Virus impact: Maharashtra wants IPL ties to be postponed
The spread of the novel coronavirus—declared a global pandemic by the World Health Organization on Wednesday—looks set to impact the almost two-month long Indian Premier League starting on March 29. The Maharashtra government, which discussed outbreak, asked on Wednesday if IPL matches can be postponed, cancelled or even held in empty stadiums.
“BCCI is ready to hold the IPL tournament without audience. It means there will be no sale of tickets. However, we are yet to receive any official request. We will consider it after receiving. If necessary, the IPL matches can be postponed,” chief minister Uddhav Thackeray said.
Thackeray as well as health minister Rajesh Tope seemed to be in favour of not holding the matches. “No final decision is taken on the issue,” Tope said.
With the number of positive cases in India hitting 60 on Wednesday, there is fear that the large crowds at IPL games will pose a serious contagion risk.
BCCI, however, is in a fix.
“There are spectators for many matches being played in the country currently. That said, we are monitoring the situation. The IPL governing council is meeting on Saturday (Mar 14). That’s when we will look at all the factors and take a decision,” IPL chairman Brijesh Patel told Hindustan Times.
With defending champions Mumbai Indians due to host the season’s first IPL game against Chennai Super Kings in Mumbai on March 29, this is a major administrative challenge for the Sourav Ganguly-led BCCI.
It will directly impact Mumbai Indians, whose home matches are usually played before packed houses in the 33,000 capacity Wankhede Stadium. The government decision also covers Navi Mumbai and Pune, which rules out shifting the venue within the state.
According to industry experts, if the BCCI is forced to hold matches in empty stadiums across the country, franchise earnings will take a massive hit. “The leading franchises who stage their matches in Mumbai, Chennai, Delhi, Bengaluru and Kolkata would lose anywhere in the range of ~30-40 crore from gate receipts,” an ex-franchise official said.
Even franchises who play home matches in Jaipur (Rajasthan Royals), Mohali (KXIP) and Hyderabad (Sunrisers Hyderabad) would lose between ~16-20 crore in gate collection though the ticket revenue is not as high as the top five because of lower prices and relatively lesser demand.
“That apart, you lose money on merchandise and sale of confectioneries, although that does not amount to more than ~50 lakh to ~1 crore,” said another former franchise official from a team based in the north.
Other states scheduled to host IPL matches are yet to announce any measures to fight the spread of the virus; in fact, a three-match ODI series between India and South Africa, to be played in Dharamshala (March 12), Lucknow (March 15) and Kolkata (March 18), is going ahead without any restrictions.
Late on Wednesday, India also suspended all existing visas in their latest travel advisory, though official and work visas—which are used by the overseas players for the IPL—are exempt.
Franchises are already upset with the BCCI’s 50% cut in playoff fund amount for franchises (from ~50 crore to ~25 crore), and increased expenditure of ~1.4 crore a season, payable to staging associations.
Niranjan Shah, former secretary of BCCI and president of Saurashtra Cricket Association, said the association would be happy to host Mumbai Indians if required. “The coronavirus hasn’t impacted Gujarat yet.
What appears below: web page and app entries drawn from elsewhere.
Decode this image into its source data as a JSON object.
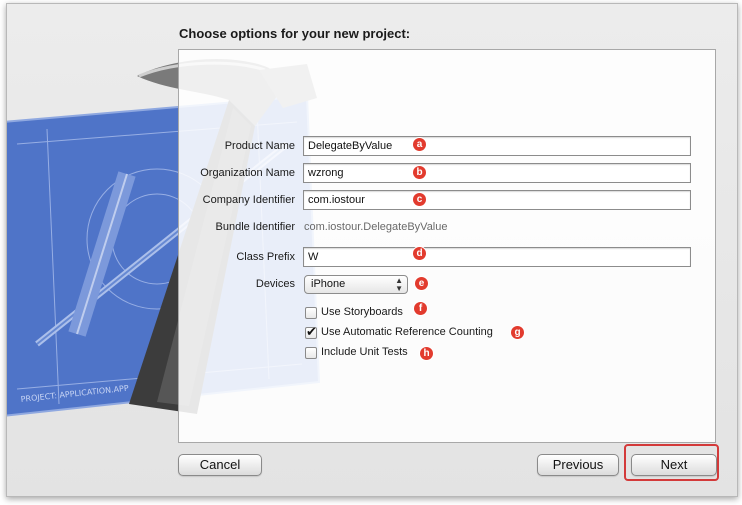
{
  "dialog": {
    "title": "Choose options for your new project:",
    "fields": {
      "product_name": {
        "label": "Product Name",
        "value": "DelegateByValue",
        "badge": "a"
      },
      "organization_name": {
        "label": "Organization Name",
        "value": "wzrong",
        "badge": "b"
      },
      "company_identifier": {
        "label": "Company Identifier",
        "value": "com.iostour",
        "badge": "c"
      },
      "bundle_identifier": {
        "label": "Bundle Identifier",
        "value": "com.iostour.DelegateByValue"
      },
      "class_prefix": {
        "label": "Class Prefix",
        "value": "W",
        "badge": "d"
      },
      "devices": {
        "label": "Devices",
        "value": "iPhone",
        "badge": "e"
      }
    },
    "checkboxes": {
      "storyboards": {
        "label": "Use Storyboards",
        "checked": false,
        "badge": "f"
      },
      "arc": {
        "label": "Use Automatic Reference Counting",
        "checked": true,
        "badge": "g"
      },
      "unit_tests": {
        "label": "Include Unit Tests",
        "checked": false,
        "badge": "h"
      }
    },
    "buttons": {
      "cancel": "Cancel",
      "previous": "Previous",
      "next": "Next"
    },
    "colors": {
      "annotation_badge": "#e23b2e",
      "highlight_border": "#d33a3a",
      "blueprint": "#4f74c8"
    }
  },
  "artwork": {
    "icons": [
      "hammer-icon",
      "blueprint-icon"
    ],
    "blueprint_caption": "PROJECT: APPLICATION.APP"
  }
}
If we are offered, we will be happy to host the matches in Rajkot. But it all depends on how the virus impact unfolds,” he said.
A senior board official said it was not contemplating playing the entire IPL without spectators as of now. Efforts are on to see if alternate venues can hold matches if any state refuses permission. A Rajasthan Royals official said: “We’re not taking any call until we receive an official communication on coronavirus from BCCI.” At stake also is the ~16,347.5 crore Star India pays BCCI for the TV and digital rights of the league. Cancelling the IPL would hit the broadcasters to the tune of ~3000 crore. Postponing the tournament is also not possible given the cramped cricket calendar, non-availability of overseas players, and this being a World Cup year.
ICC meets in doubt
Some key ICC meetings scheduled in March-end in Dubai are set to be postponed due to the coronavirus spread in the region. ICC is expected to make it official soon. The Asian Cricket Council meeting, scheduled in Dubai, too could not happen on time because to the same reason.
The BCCI, undecided on who to send for the ICC AGM, would not mind the delay. The ICC was to discuss several contentious issues, including arriving at a consensus on the 2023-31 FTP.